- [WORK ITEM] From the entries below, count the lines with "members". Write only the count.
[[ SOURCE DATA open ]]
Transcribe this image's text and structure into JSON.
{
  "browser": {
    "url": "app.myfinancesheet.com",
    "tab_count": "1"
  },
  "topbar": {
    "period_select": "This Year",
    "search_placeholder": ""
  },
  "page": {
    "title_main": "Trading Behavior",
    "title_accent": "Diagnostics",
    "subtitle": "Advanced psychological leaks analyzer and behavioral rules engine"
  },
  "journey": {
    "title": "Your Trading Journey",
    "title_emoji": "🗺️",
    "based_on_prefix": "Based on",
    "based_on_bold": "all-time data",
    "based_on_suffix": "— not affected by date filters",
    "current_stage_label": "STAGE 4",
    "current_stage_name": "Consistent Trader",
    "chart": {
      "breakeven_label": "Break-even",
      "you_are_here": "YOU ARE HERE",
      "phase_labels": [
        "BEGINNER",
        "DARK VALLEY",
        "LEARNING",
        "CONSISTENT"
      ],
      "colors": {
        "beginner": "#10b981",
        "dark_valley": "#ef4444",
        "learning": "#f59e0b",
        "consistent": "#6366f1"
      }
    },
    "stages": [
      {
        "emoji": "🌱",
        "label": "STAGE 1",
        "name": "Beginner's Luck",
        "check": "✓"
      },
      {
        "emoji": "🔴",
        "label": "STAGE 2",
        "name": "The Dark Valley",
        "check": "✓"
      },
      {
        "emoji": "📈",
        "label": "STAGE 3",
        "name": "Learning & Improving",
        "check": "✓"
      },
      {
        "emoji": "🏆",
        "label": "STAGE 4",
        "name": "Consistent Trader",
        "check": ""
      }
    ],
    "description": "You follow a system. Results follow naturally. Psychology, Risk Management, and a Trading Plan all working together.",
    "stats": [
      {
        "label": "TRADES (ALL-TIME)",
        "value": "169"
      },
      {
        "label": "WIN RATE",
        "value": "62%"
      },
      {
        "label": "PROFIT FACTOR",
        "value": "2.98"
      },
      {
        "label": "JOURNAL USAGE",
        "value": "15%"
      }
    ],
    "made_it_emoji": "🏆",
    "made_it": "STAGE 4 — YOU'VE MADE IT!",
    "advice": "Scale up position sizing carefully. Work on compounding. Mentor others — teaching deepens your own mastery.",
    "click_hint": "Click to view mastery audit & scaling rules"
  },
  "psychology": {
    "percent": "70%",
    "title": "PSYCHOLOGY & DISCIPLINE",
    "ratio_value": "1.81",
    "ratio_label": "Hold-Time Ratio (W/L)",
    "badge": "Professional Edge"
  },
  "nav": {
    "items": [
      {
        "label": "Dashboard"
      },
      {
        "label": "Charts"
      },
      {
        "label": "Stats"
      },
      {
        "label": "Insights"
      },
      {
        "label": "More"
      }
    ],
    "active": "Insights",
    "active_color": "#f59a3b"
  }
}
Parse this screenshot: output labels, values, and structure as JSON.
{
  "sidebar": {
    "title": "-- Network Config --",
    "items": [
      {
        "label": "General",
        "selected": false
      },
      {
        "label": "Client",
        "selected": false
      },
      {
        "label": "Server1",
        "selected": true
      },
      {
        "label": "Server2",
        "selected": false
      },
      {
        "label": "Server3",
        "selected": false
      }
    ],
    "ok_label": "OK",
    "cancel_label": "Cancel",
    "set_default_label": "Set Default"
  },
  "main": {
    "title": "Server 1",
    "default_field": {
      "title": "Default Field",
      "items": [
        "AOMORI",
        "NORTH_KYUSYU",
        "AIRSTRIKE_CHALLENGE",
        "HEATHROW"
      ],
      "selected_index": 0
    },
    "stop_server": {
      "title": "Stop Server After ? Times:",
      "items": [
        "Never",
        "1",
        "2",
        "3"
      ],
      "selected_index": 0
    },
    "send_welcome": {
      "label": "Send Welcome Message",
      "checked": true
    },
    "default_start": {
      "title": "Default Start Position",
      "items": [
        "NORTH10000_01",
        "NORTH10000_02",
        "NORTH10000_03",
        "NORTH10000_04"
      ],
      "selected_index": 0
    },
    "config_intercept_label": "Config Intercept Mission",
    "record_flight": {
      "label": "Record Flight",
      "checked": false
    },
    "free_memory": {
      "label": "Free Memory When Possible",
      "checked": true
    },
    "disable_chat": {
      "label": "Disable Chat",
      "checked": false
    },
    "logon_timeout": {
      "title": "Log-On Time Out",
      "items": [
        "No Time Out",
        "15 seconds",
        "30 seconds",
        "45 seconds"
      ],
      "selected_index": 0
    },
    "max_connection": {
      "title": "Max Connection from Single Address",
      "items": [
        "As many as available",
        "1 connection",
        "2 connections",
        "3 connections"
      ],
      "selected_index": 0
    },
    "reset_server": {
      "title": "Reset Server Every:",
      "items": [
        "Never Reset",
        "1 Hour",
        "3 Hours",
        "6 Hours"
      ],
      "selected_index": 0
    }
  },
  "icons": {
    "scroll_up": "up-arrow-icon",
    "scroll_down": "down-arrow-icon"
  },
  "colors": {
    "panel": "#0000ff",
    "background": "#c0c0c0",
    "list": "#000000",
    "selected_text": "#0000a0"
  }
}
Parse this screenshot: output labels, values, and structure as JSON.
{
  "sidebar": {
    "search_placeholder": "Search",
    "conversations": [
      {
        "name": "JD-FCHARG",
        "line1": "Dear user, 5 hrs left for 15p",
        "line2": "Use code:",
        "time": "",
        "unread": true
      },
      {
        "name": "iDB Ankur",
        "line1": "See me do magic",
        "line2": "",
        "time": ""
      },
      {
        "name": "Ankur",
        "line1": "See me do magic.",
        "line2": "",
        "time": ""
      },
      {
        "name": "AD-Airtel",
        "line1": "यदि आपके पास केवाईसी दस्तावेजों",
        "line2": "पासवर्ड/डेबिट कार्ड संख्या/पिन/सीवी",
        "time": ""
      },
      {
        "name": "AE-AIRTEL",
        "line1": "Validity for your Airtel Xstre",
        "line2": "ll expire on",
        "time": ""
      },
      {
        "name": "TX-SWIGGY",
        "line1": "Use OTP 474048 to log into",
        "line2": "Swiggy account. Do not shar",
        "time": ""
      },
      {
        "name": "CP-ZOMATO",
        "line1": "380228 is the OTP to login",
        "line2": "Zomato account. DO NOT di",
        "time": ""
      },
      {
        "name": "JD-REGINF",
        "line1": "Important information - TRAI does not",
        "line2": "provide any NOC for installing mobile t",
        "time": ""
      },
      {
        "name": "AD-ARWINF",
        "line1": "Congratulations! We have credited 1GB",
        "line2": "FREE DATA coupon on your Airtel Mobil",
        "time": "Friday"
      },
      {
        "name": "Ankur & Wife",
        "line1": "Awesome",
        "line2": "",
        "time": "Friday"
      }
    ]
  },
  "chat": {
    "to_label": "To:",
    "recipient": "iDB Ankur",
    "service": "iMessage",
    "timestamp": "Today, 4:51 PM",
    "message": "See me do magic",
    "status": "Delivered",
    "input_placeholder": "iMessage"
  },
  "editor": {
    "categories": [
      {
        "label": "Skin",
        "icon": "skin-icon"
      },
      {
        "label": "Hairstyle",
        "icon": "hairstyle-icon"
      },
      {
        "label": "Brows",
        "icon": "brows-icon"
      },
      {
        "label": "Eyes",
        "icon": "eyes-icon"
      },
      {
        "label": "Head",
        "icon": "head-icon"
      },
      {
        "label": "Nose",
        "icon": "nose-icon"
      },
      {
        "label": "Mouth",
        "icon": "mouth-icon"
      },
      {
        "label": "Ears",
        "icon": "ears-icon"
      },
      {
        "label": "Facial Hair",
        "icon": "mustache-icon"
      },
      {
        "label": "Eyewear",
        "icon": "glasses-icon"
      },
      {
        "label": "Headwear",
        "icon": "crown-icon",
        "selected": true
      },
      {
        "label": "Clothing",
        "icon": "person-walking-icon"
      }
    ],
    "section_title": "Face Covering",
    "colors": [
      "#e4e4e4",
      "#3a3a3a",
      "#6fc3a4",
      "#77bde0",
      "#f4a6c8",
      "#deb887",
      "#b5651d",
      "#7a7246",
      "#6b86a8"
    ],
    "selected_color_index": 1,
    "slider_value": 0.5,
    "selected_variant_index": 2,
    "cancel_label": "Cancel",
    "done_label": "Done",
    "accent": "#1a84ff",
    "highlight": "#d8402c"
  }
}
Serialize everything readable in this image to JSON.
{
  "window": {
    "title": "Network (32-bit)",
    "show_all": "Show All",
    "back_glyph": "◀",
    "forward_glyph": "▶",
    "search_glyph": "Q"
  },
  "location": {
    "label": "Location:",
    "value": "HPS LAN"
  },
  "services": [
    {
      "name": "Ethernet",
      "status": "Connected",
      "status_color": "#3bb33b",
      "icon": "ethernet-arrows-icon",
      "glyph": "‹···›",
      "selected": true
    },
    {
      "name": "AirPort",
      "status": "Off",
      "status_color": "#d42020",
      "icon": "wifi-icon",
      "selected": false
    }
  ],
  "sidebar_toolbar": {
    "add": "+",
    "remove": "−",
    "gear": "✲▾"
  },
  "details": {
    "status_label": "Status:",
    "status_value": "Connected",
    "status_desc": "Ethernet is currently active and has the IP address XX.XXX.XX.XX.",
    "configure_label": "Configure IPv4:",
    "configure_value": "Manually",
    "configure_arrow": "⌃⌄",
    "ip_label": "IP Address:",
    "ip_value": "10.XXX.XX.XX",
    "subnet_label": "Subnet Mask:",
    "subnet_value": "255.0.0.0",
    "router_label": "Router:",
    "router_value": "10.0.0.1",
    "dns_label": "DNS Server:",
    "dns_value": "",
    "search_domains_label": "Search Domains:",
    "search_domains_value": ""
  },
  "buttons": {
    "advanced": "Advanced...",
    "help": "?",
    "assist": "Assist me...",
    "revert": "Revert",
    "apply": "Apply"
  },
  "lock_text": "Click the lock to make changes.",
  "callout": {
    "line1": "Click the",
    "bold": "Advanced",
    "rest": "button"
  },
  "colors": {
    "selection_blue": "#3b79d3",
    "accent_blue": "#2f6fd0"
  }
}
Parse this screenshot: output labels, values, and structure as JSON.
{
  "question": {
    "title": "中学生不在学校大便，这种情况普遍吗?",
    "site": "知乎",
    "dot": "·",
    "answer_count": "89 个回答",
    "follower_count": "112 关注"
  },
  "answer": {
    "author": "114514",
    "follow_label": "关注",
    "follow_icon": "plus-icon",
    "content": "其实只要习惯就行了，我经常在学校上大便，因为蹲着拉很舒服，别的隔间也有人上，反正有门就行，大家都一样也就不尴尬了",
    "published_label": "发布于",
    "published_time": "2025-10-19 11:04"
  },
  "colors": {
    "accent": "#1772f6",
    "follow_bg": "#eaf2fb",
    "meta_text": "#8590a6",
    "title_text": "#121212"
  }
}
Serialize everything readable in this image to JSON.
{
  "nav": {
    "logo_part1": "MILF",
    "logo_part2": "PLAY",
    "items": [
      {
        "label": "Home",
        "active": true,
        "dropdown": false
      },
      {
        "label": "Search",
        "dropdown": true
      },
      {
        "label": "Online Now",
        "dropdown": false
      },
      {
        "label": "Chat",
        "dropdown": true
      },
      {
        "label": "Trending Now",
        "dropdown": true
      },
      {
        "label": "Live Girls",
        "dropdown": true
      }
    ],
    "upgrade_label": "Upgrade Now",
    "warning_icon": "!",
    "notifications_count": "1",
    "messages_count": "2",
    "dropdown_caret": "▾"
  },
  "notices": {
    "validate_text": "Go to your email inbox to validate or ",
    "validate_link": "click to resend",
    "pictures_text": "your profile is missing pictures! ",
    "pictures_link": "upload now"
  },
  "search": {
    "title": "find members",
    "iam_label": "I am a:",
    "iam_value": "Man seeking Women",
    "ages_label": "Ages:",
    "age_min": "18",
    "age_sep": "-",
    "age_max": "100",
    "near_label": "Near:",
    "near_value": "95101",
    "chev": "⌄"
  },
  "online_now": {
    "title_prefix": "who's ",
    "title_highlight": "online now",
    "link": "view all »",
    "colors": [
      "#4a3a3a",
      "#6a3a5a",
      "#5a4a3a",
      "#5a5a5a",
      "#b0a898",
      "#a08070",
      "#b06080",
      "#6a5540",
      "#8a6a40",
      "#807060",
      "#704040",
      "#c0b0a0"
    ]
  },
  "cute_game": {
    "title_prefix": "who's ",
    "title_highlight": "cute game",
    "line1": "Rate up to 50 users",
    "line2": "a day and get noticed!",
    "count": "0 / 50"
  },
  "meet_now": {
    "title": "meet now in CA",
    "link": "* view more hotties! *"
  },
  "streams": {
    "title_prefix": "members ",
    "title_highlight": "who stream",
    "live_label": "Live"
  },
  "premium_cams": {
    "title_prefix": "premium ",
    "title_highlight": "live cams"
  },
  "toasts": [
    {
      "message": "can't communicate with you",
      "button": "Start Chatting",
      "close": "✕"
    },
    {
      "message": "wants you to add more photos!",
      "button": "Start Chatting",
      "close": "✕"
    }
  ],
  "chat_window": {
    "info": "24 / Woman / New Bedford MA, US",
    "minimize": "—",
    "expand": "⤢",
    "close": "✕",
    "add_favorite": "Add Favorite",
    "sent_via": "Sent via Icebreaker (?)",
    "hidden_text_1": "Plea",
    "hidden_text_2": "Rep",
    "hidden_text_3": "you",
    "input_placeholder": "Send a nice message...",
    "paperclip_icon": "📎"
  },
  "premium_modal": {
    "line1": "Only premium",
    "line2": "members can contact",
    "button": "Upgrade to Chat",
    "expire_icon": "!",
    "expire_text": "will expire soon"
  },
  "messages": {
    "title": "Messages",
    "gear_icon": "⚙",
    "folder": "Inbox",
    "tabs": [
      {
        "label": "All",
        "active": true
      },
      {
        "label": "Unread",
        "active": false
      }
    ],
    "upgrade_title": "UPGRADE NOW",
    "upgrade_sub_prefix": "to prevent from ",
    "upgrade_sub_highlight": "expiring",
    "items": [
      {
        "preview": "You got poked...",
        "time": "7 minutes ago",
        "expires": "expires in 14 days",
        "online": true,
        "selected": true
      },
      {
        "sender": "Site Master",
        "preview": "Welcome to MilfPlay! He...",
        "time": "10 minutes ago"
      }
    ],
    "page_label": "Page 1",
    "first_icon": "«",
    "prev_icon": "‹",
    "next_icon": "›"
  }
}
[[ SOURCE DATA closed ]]
- [WORKED SOLUTION] 3